### Task to complete:
Only the pictures are to be dropped, and the rest of the data should be copied exactly.

Data for this task Block Start

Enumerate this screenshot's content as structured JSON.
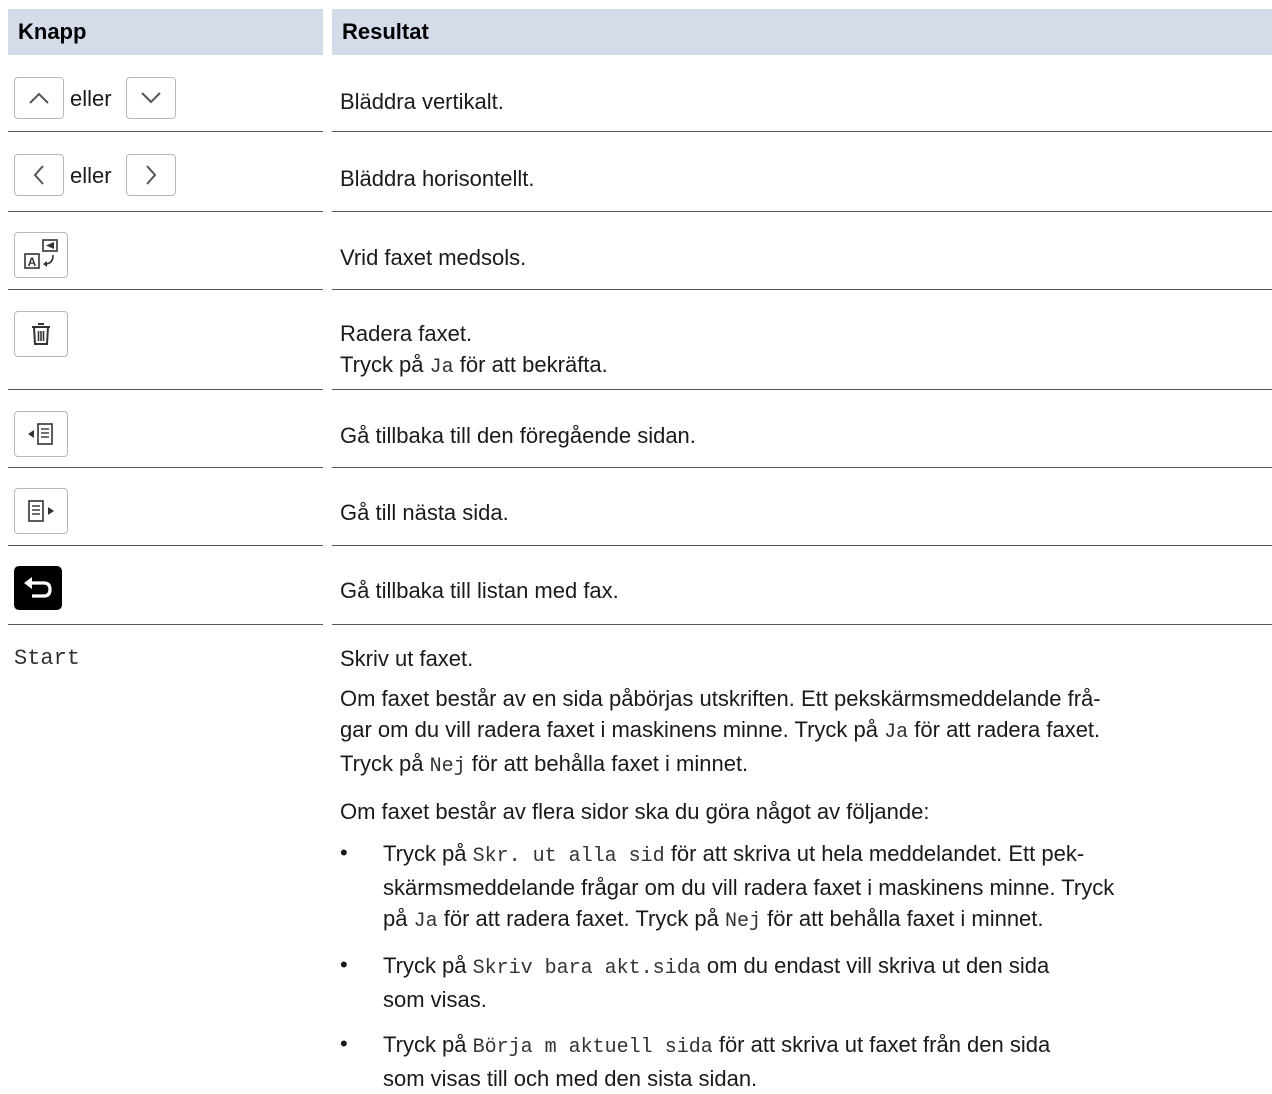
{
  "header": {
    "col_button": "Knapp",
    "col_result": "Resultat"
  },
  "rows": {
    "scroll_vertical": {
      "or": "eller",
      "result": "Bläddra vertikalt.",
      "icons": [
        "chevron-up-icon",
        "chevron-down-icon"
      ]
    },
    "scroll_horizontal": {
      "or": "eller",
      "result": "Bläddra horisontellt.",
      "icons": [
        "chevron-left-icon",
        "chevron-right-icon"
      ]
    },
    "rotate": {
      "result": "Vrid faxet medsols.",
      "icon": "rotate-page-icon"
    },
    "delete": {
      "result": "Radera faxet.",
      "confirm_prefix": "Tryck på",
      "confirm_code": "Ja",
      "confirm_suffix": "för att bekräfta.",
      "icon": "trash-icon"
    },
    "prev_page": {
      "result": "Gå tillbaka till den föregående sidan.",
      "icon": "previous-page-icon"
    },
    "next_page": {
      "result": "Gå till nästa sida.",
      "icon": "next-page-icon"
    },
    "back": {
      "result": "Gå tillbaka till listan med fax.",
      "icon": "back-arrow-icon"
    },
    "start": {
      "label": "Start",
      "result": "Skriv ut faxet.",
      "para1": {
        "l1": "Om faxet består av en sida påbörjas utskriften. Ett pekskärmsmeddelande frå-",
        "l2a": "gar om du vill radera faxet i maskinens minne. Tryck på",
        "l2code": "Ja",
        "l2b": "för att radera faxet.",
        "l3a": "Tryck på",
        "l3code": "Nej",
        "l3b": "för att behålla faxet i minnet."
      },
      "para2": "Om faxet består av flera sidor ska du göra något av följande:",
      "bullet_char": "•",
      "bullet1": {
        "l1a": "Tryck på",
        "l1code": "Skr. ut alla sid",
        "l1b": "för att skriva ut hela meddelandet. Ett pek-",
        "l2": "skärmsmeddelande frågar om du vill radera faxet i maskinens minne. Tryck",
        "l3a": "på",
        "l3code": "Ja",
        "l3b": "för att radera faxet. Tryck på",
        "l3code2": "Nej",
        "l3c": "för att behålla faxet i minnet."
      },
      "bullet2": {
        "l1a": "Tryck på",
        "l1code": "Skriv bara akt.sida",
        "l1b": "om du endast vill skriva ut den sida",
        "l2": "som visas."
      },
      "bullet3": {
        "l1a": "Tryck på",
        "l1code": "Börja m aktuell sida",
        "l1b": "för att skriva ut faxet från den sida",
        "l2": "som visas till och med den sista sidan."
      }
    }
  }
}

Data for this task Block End

### Response area:
Enumerate this screenshot's content as structured JSON.
{
  "header": {
    "col_button": "Knapp",
    "col_result": "Resultat"
  },
  "rows": {
    "scroll_vertical": {
      "or": "eller",
      "result": "Bläddra vertikalt.",
      "icons": [
        "chevron-up-icon",
        "chevron-down-icon"
      ]
    },
    "scroll_horizontal": {
      "or": "eller",
      "result": "Bläddra horisontellt.",
      "icons": [
        "chevron-left-icon",
        "chevron-right-icon"
      ]
    },
    "rotate": {
      "result": "Vrid faxet medsols.",
      "icon": "rotate-page-icon"
    },
    "delete": {
      "result": "Radera faxet.",
      "confirm_prefix": "Tryck på",
      "confirm_code": "Ja",
      "confirm_suffix": "för att bekräfta.",
      "icon": "trash-icon"
    },
    "prev_page": {
      "result": "Gå tillbaka till den föregående sidan.",
      "icon": "previous-page-icon"
    },
    "next_page": {
      "result": "Gå till nästa sida.",
      "icon": "next-page-icon"
    },
    "back": {
      "result": "Gå tillbaka till listan med fax.",
      "icon": "back-arrow-icon"
    },
    "start": {
      "label": "Start",
      "result": "Skriv ut faxet.",
      "para1": {
        "l1": "Om faxet består av en sida påbörjas utskriften. Ett pekskärmsmeddelande frå-",
        "l2a": "gar om du vill radera faxet i maskinens minne. Tryck på",
        "l2code": "Ja",
        "l2b": "för att radera faxet.",
        "l3a": "Tryck på",
        "l3code": "Nej",
        "l3b": "för att behålla faxet i minnet."
      },
      "para2": "Om faxet består av flera sidor ska du göra något av följande:",
      "bullet_char": "•",
      "bullet1": {
        "l1a": "Tryck på",
        "l1code": "Skr. ut alla sid",
        "l1b": "för att skriva ut hela meddelandet. Ett pek-",
        "l2": "skärmsmeddelande frågar om du vill radera faxet i maskinens minne. Tryck",
        "l3a": "på",
        "l3code": "Ja",
        "l3b": "för att radera faxet. Tryck på",
        "l3code2": "Nej",
        "l3c": "för att behålla faxet i minnet."
      },
      "bullet2": {
        "l1a": "Tryck på",
        "l1code": "Skriv bara akt.sida",
        "l1b": "om du endast vill skriva ut den sida",
        "l2": "som visas."
      },
      "bullet3": {
        "l1a": "Tryck på",
        "l1code": "Börja m aktuell sida",
        "l1b": "för att skriva ut faxet från den sida",
        "l2": "som visas till och med den sista sidan."
      }
    }
  }
}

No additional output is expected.